Downtown Los Angeles isn’t the only place in LA County where local officials are pushing for streetcar service.
More than 60 years after Pacific Electric’s Glendale-Burbank trolley line stopped running, the Glendale City Council last week considered plans for a new streetcar that would run through the city’s downtown area, potentially traveling on to neighboring Burbank.
A feasibility of the project is now underway, and earlier this year city staff revealed two possible routes for the streetcar system, estimated to cost between $250 million and $300 million.
Since then, the city has launched a website with more project details and surveys for residents and those who work in Glendale.
Assistant director of community development Bradley Calvert told the City Council that more than 100 survey responses have been collected so far, with nearly 90 percent of those polled supportive of the project—particularly as a means to access shopping and dining options in the downtown area.
Survey respondents are so far split on which of the two proposed routes for the streetcar they would prefer. Both would travel roughly 2.9 miles, running from the Larry Zarian Transportation Center to just north of the 134 freeway.
One alignment would loop through the downtown area, traveling along both Brand Boulevard and Central Avenue. The other would focus streetcar service on Brand through most of the downtown area, switching to Central south of Colorado Street.

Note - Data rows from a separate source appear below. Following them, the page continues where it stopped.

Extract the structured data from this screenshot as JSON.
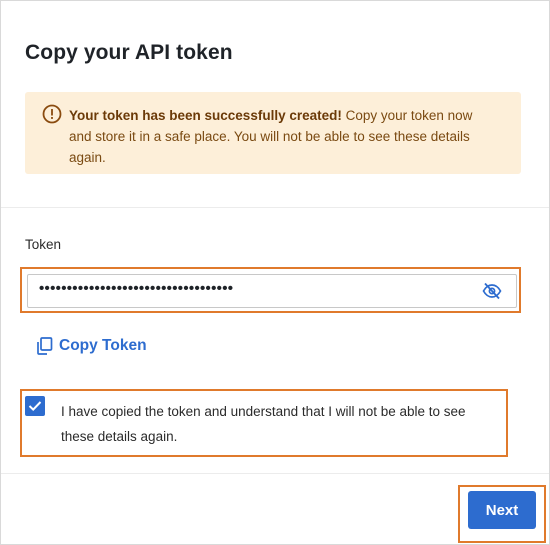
{
  "dialog": {
    "title": "Copy your API token"
  },
  "alert": {
    "icon": "warning-circle-icon",
    "strong_text": "Your token has been successfully created!",
    "line1_rest": " Copy your token now",
    "line2": "and store it in a safe place. You will not be able to see these details",
    "line3": "again.",
    "colors": {
      "background": "#fdefd9",
      "text": "#7a4a12",
      "icon": "#8a4b0f"
    }
  },
  "token": {
    "label": "Token",
    "value": "•••••••••••••••••••••••••••••••••••",
    "toggle_icon": "eye-slash-icon"
  },
  "copy": {
    "label": "Copy Token",
    "icon": "copy-icon"
  },
  "confirmation": {
    "checked": true,
    "line1": "I have copied the token and understand that I will not be able to see",
    "line2": "these details again."
  },
  "footer": {
    "next_label": "Next"
  },
  "theme": {
    "accent": "#2d6ccf",
    "highlight": "#e07a2c"
  }
}
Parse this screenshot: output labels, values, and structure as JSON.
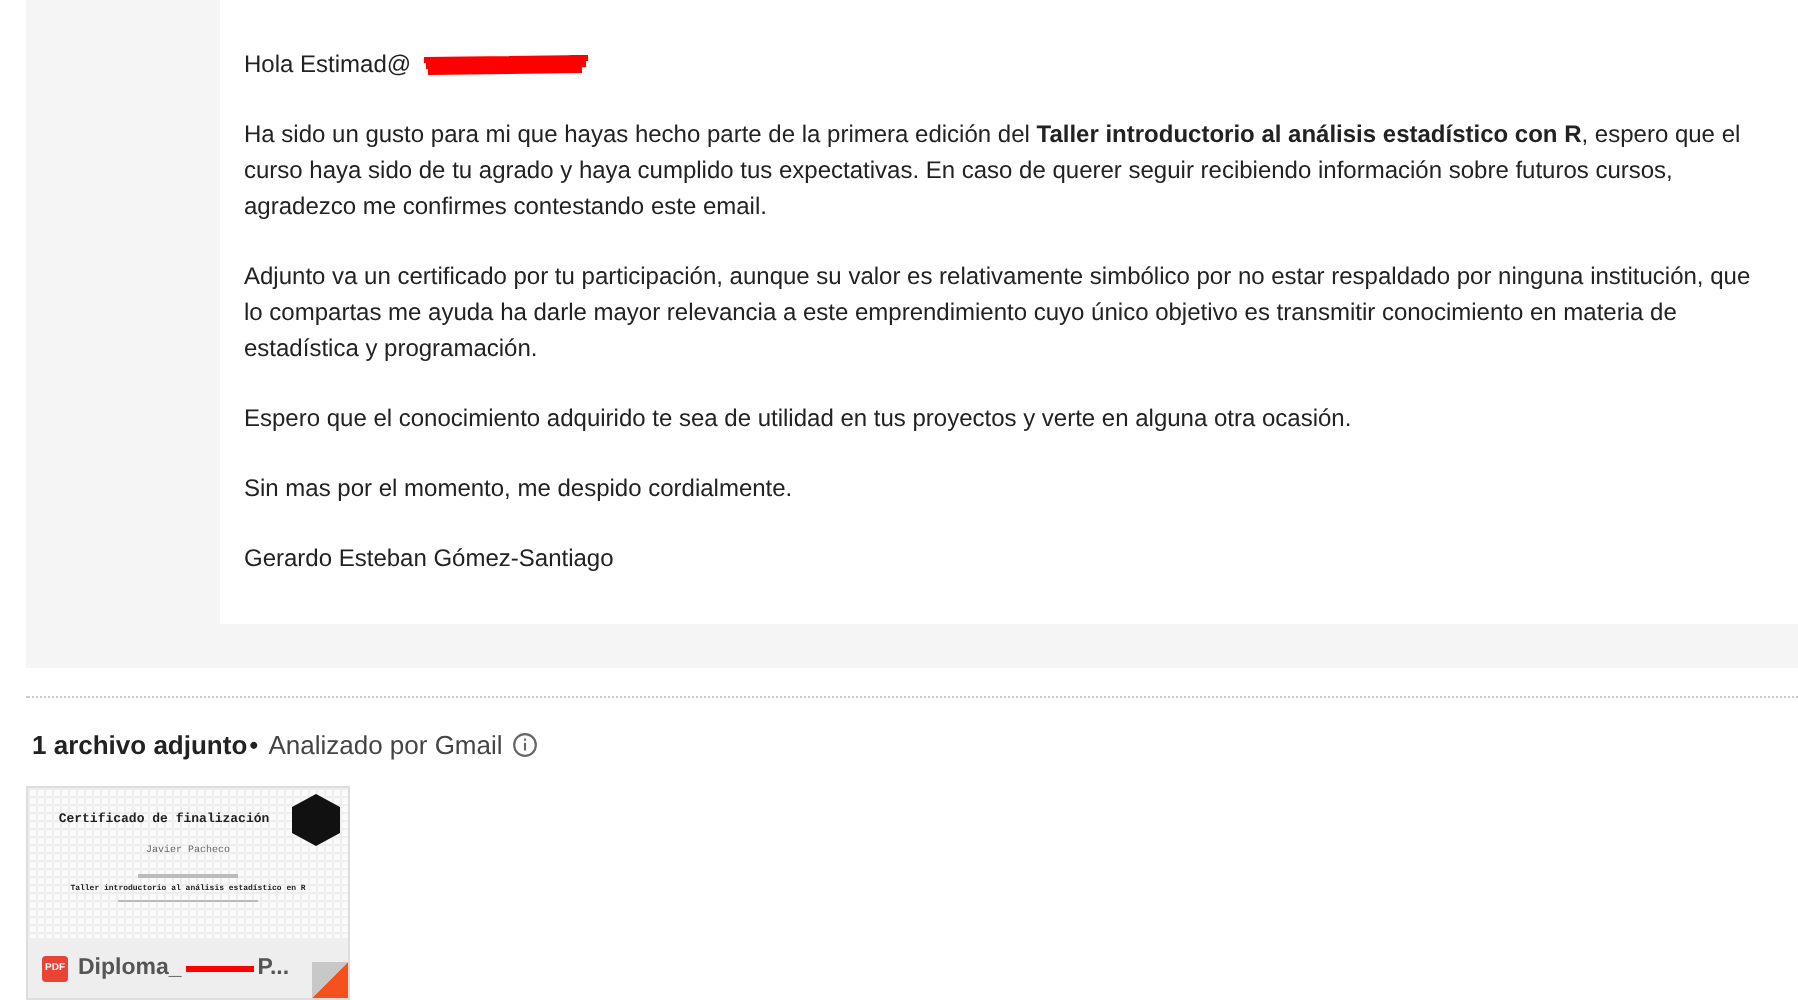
{
  "email": {
    "greeting": "Hola Estimad@",
    "greeting_redacted": true,
    "paragraphs": [
      "Ha sido un gusto para mi que hayas hecho parte de la primera edición del **Taller introductorio al análisis estadístico con R**, espero que el curso haya sido de tu agrado y haya cumplido tus expectativas. En caso de querer seguir recibiendo información sobre futuros cursos, agradezco me confirmes contestando este email.",
      "Adjunto va un certificado por tu participación, aunque su valor es relativamente simbólico por no estar respaldado por ninguna institución, que lo compartas me ayuda ha darle mayor relevancia a este emprendimiento cuyo único objetivo es transmitir conocimiento en materia de estadística y programación.",
      "Espero que el conocimiento adquirido te sea de utilidad en tus proyectos y verte en alguna otra ocasión.",
      "Sin mas por el momento, me despido cordialmente.",
      "Gerardo Esteban Gómez-Santiago"
    ]
  },
  "attachments": {
    "count_label": "1 archivo adjunto",
    "separator": "•",
    "scan_label": "Analizado por Gmail",
    "files": [
      {
        "badge": "PDF",
        "name": "Diploma_",
        "name_redacted": true,
        "name_end": "P...",
        "preview": {
          "title": "Certificado de finalización",
          "recipient": "Javier Pacheco",
          "course": "Taller introductorio al análisis estadístico en R"
        }
      }
    ]
  }
}
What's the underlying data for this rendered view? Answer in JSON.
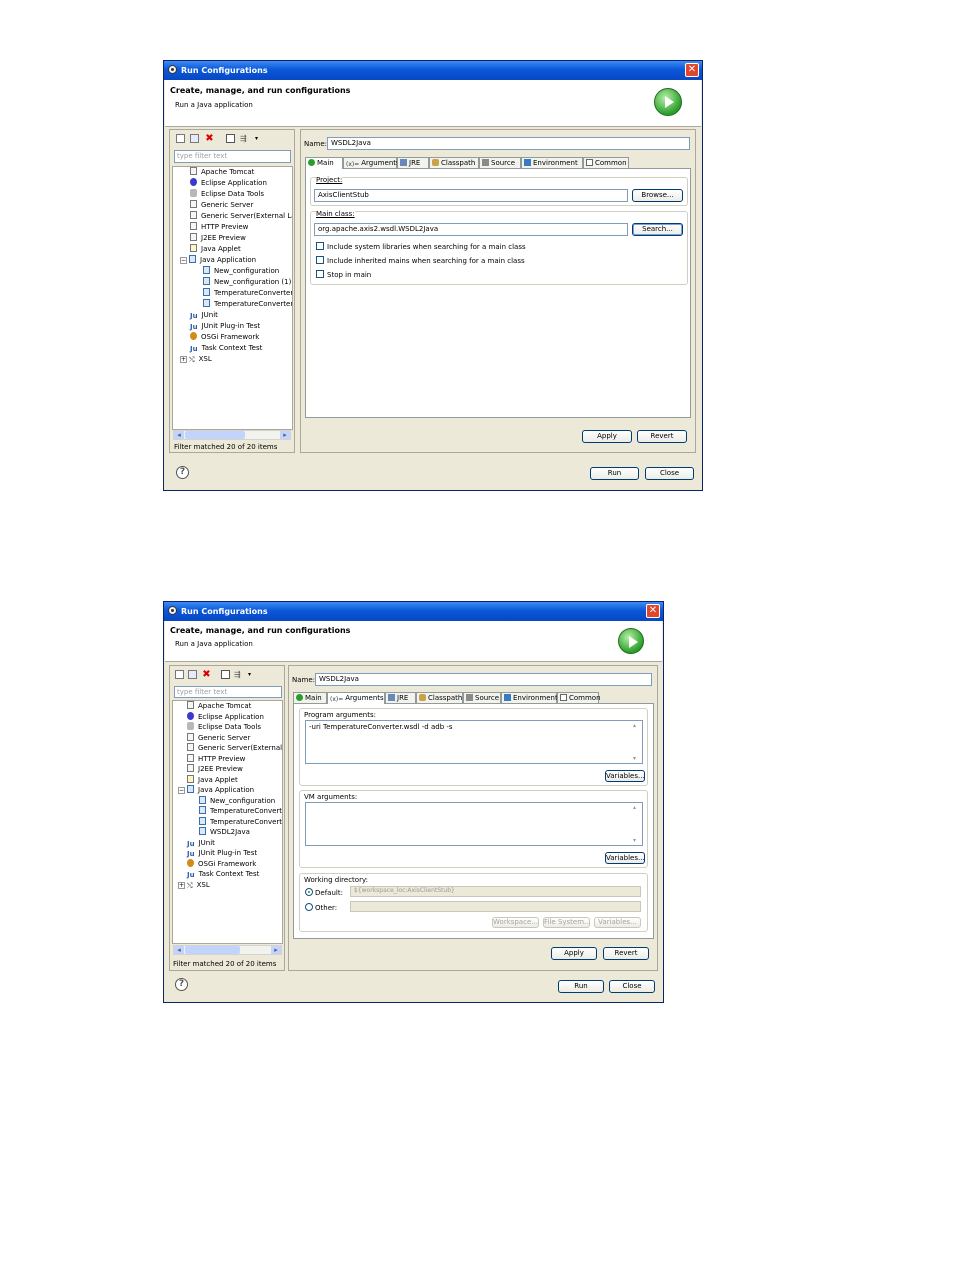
{
  "dialog": {
    "title": "Run Configurations",
    "header_title": "Create, manage, and run configurations",
    "header_subtitle": "Run a Java application",
    "close_glyph": "✕"
  },
  "toolbar": {
    "icons": [
      "new-launch-config-icon",
      "duplicate-icon",
      "delete-icon",
      "collapse-all-icon",
      "filter-icon"
    ],
    "delete_glyph": "✖",
    "filter_glyph": "⇶",
    "dropdown_glyph": "▾"
  },
  "filter": {
    "placeholder": "type filter text"
  },
  "tree1": {
    "items": [
      "Apache Tomcat",
      "Eclipse Application",
      "Eclipse Data Tools",
      "Generic Server",
      "Generic Server(External La",
      "HTTP Preview",
      "J2EE Preview",
      "Java Applet",
      "Java Application",
      "New_configuration",
      "New_configuration (1)",
      "TemperatureConverter",
      "TemperatureConverter",
      "JUnit",
      "JUnit Plug-in Test",
      "OSGi Framework",
      "Task Context Test",
      "XSL"
    ]
  },
  "tree2": {
    "items": [
      "Apache Tomcat",
      "Eclipse Application",
      "Eclipse Data Tools",
      "Generic Server",
      "Generic Server(External La",
      "HTTP Preview",
      "J2EE Preview",
      "Java Applet",
      "Java Application",
      "New_configuration",
      "TemperatureConverter",
      "TemperatureConverter",
      "WSDL2Java",
      "JUnit",
      "JUnit Plug-in Test",
      "OSGi Framework",
      "Task Context Test",
      "XSL"
    ]
  },
  "tree_glyphs": {
    "expanded": "−",
    "collapsed": "+",
    "ju": "Ju",
    "xsl": "⤭"
  },
  "filter_status": "Filter matched 20 of 20 items",
  "name_label": "Name:",
  "name_value": "WSDL2Java",
  "tabs": [
    "Main",
    "Arguments",
    "JRE",
    "Classpath",
    "Source",
    "Environment",
    "Common"
  ],
  "args_glyph": "(x)=",
  "main_tab": {
    "project_label": "Project:",
    "project_value": "AxisClientStub",
    "browse_label": "Browse...",
    "main_class_label": "Main class:",
    "main_class_value": "org.apache.axis2.wsdl.WSDL2Java",
    "search_label": "Search...",
    "check1": "Include system libraries when searching for a main class",
    "check2": "Include inherited mains when searching for a main class",
    "check3": "Stop in main"
  },
  "args_tab": {
    "program_args_label": "Program arguments:",
    "program_args_value": "-uri TemperatureConverter.wsdl -d adb -s",
    "variables_label": "Variables...",
    "vm_args_label": "VM arguments:",
    "working_dir_label": "Working directory:",
    "default_label": "Default:",
    "default_value": "${workspace_loc:AxisClientStub}",
    "other_label": "Other:",
    "workspace_label": "Workspace...",
    "filesystem_label": "File System...",
    "scroll_up": "▴",
    "scroll_down": "▾"
  },
  "buttons": {
    "apply": "Apply",
    "revert": "Revert",
    "run": "Run",
    "close": "Close",
    "help": "?"
  },
  "scroll_glyphs": {
    "left": "◂",
    "right": "▸",
    "thumb": "⋮"
  }
}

Calvert said last week that the second option would likely attract more riders—but not by much. Depending on which option the city selects, the streetcar line could draw between 1,400 and 5,000 riders per day.
“We do need to narrow that down,” said Calvert, acknowledging that the estimate was “pretty wide.”
Something else city officials will have to figure out is how to pay for the project. Unlike a long-discussed proposal for a Downtown LA streetcar, the transit line isn’t slated to receive funding from Metro through the agency’s sales tax initiatives.
In addition to the cost of building the system, the city will also have to find between $4 million and $5 million annually to keep it running. Calvert said fare revenue would probably only cover about half this cost.
During public comment at last week’s council meeting, Glendale real estate agent Greg Astorian pointed out that the streetcar route would simply replicate existing bus service in the city—at a far greater cost.
Mayor Ara Najarian suggested that a streetcar would attract more riders, simply by offering a more exciting transit experience than the bus.
“I think this mode of transit is something that’s more attractive,” he said. “People, I think, generally like to get on a rail car or a streetcar or a trolley—or even something that looks like a trolley.”
Whether plans for the streetcar move forward, travel between Glendale and Burbank could soon get a bit easier. Last month, Metro staff presented a report to the agency’s Board of Directors recommending improvements to existing train tracks between the two cities that would allow for commuter rail service every 30 minutes in each direction.